**TRY IT:** In this exercise, set down every entry that follows exactly as it appears.

★ ★ ★ ★

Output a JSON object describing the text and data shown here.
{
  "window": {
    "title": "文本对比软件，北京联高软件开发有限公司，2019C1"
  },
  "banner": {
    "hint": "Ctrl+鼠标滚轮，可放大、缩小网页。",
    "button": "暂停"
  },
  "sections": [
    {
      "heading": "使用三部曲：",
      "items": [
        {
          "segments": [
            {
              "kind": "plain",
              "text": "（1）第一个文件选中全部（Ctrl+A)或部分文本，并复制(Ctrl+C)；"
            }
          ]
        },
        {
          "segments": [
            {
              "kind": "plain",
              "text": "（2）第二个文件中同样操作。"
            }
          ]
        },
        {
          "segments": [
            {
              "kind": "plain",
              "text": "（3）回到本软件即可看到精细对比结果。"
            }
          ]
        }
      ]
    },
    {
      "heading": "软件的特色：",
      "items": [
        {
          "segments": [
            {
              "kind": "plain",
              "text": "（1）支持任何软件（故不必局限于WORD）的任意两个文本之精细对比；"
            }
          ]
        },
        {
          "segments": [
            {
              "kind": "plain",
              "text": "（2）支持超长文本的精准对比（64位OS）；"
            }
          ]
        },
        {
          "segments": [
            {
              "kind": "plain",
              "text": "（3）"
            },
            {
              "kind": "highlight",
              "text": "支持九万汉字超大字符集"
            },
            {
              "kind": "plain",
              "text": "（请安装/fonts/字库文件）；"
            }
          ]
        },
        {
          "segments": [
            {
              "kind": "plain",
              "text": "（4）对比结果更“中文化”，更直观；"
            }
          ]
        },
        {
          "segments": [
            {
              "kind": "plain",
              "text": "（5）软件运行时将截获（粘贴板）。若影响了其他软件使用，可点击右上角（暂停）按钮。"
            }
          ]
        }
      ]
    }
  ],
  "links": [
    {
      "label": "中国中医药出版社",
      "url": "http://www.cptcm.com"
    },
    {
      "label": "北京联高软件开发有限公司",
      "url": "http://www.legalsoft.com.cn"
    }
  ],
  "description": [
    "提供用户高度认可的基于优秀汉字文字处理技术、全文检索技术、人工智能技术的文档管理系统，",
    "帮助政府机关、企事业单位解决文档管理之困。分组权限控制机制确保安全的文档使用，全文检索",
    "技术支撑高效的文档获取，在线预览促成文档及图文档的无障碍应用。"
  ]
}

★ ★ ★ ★

**SOLUTION:**
Output a JSON object describing the text and data shown here.
{
  "window": {
    "title": "文本对比软件，北京联高软件开发有限公司，2019C1"
  },
  "banner": {
    "hint": "Ctrl+鼠标滚轮，可放大、缩小网页。",
    "button": "暂停"
  },
  "sections": [
    {
      "heading": "使用三部曲：",
      "items": [
        {
          "segments": [
            {
              "kind": "plain",
              "text": "（1）第一个文件选中全部（Ctrl+A)或部分文本，并复制(Ctrl+C)；"
            }
          ]
        },
        {
          "segments": [
            {
              "kind": "plain",
              "text": "（2）第二个文件中同样操作。"
            }
          ]
        },
        {
          "segments": [
            {
              "kind": "plain",
              "text": "（3）回到本软件即可看到精细对比结果。"
            }
          ]
        }
      ]
    },
    {
      "heading": "软件的特色：",
      "items": [
        {
          "segments": [
            {
              "kind": "plain",
              "text": "（1）支持任何软件（故不必局限于WORD）的任意两个文本之精细对比；"
            }
          ]
        },
        {
          "segments": [
            {
              "kind": "plain",
              "text": "（2）支持超长文本的精准对比（64位OS）；"
            }
          ]
        },
        {
          "segments": [
            {
              "kind": "plain",
              "text": "（3）"
            },
            {
              "kind": "highlight",
              "text": "支持九万汉字超大字符集"
            },
            {
              "kind": "plain",
              "text": "（请安装/fonts/字库文件）；"
            }
          ]
        },
        {
          "segments": [
            {
              "kind": "plain",
              "text": "（4）对比结果更“中文化”，更直观；"
            }
          ]
        },
        {
          "segments": [
            {
              "kind": "plain",
              "text": "（5）软件运行时将截获（粘贴板）。若影响了其他软件使用，可点击右上角（暂停）按钮。"
            }
          ]
        }
      ]
    }
  ],
  "links": [
    {
      "label": "中国中医药出版社",
      "url": "http://www.cptcm.com"
    },
    {
      "label": "北京联高软件开发有限公司",
      "url": "http://www.legalsoft.com.cn"
    }
  ],
  "description": [
    "提供用户高度认可的基于优秀汉字文字处理技术、全文检索技术、人工智能技术的文档管理系统，",
    "帮助政府机关、企事业单位解决文档管理之困。分组权限控制机制确保安全的文档使用，全文检索",
    "技术支撑高效的文档获取，在线预览促成文档及图文档的无障碍应用。"
  ]
}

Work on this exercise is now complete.